Records for the exercise Block Start

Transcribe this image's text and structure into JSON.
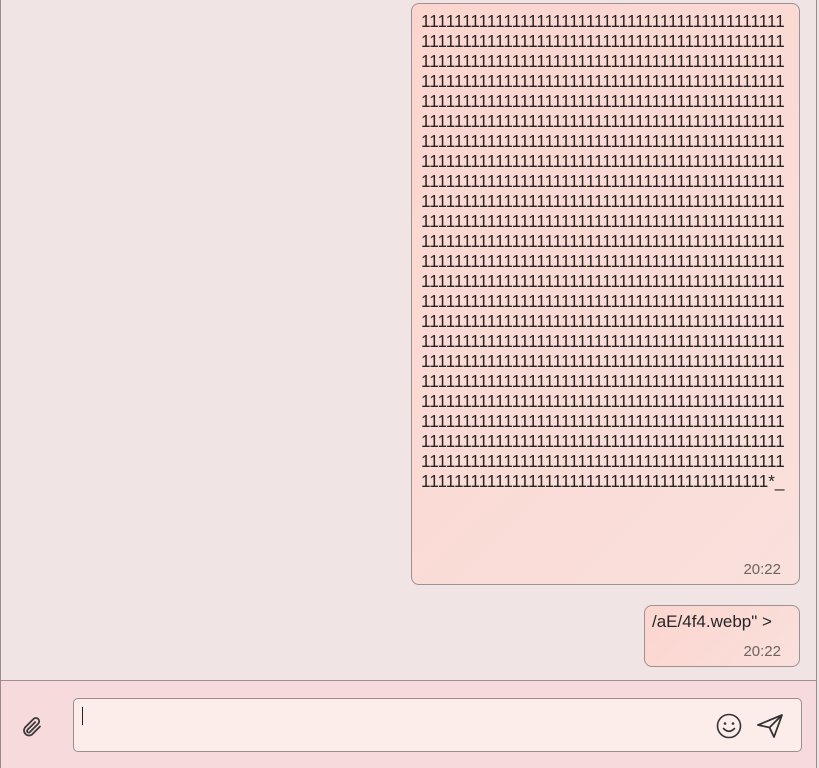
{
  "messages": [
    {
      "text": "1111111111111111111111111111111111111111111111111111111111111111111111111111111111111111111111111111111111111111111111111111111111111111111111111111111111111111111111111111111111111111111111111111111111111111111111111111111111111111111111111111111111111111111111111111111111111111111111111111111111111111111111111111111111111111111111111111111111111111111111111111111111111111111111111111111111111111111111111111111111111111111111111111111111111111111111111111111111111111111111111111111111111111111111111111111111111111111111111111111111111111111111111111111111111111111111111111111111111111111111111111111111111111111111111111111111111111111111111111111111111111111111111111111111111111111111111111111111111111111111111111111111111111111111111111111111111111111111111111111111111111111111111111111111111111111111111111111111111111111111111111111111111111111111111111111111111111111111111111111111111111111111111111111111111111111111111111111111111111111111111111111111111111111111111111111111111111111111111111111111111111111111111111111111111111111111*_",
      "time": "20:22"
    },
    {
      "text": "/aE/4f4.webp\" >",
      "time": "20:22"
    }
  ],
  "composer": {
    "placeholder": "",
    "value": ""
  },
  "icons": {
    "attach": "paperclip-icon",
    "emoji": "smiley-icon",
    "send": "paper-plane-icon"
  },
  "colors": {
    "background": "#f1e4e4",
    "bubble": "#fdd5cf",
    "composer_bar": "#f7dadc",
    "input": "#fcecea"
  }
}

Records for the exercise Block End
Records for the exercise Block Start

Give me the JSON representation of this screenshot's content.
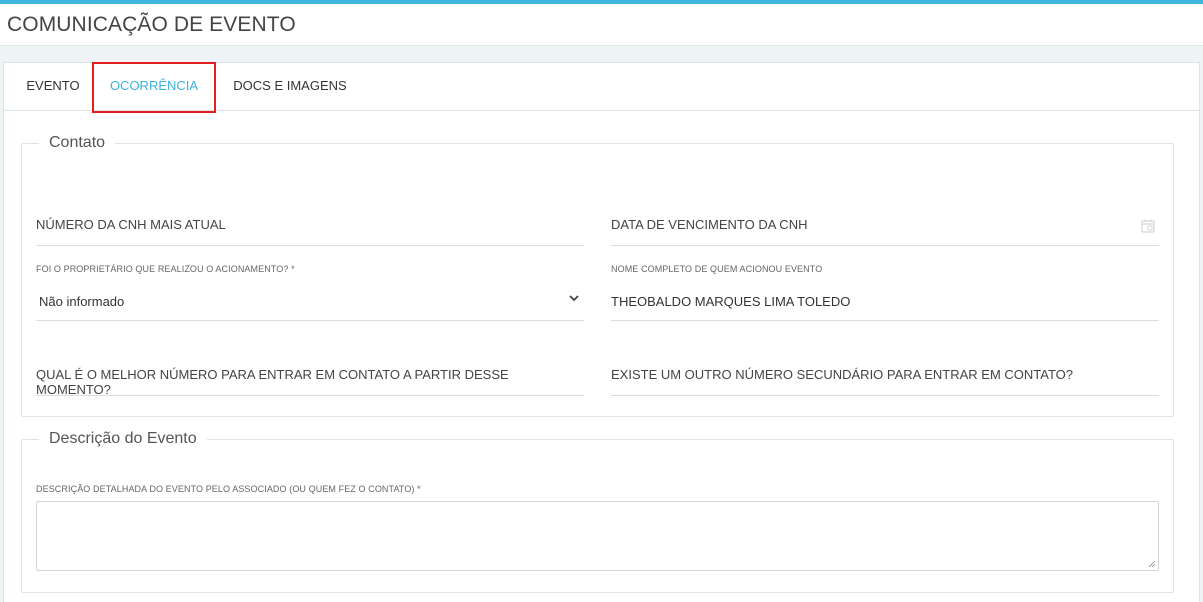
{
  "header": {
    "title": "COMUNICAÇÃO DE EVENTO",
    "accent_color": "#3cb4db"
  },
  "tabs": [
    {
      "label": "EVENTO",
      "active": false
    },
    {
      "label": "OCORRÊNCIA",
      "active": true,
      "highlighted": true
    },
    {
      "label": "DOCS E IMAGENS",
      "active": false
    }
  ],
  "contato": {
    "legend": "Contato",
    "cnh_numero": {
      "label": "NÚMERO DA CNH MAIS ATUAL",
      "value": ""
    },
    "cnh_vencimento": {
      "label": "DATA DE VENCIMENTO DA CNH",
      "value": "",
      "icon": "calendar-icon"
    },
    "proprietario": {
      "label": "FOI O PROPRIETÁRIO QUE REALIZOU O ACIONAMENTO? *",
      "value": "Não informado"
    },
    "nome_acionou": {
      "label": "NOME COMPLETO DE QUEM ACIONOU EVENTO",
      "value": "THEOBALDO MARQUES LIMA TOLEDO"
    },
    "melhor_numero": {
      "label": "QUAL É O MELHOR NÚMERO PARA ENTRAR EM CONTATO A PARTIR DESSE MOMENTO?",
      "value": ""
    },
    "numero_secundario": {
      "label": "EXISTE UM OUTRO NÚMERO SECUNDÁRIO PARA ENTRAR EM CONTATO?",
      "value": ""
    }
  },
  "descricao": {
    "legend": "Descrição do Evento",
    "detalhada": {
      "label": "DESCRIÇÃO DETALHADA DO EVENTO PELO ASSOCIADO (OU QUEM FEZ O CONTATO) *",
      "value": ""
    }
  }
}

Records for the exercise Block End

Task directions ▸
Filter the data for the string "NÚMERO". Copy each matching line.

Written solution ▸
      "label": "NÚMERO DA CNH MAIS ATUAL",
      "label": "QUAL É O MELHOR NÚMERO PARA ENTRAR EM CONTATO A PARTIR DESSE MOMENTO?",
      "label": "EXISTE UM OUTRO NÚMERO SECUNDÁRIO PARA ENTRAR EM CONTATO?",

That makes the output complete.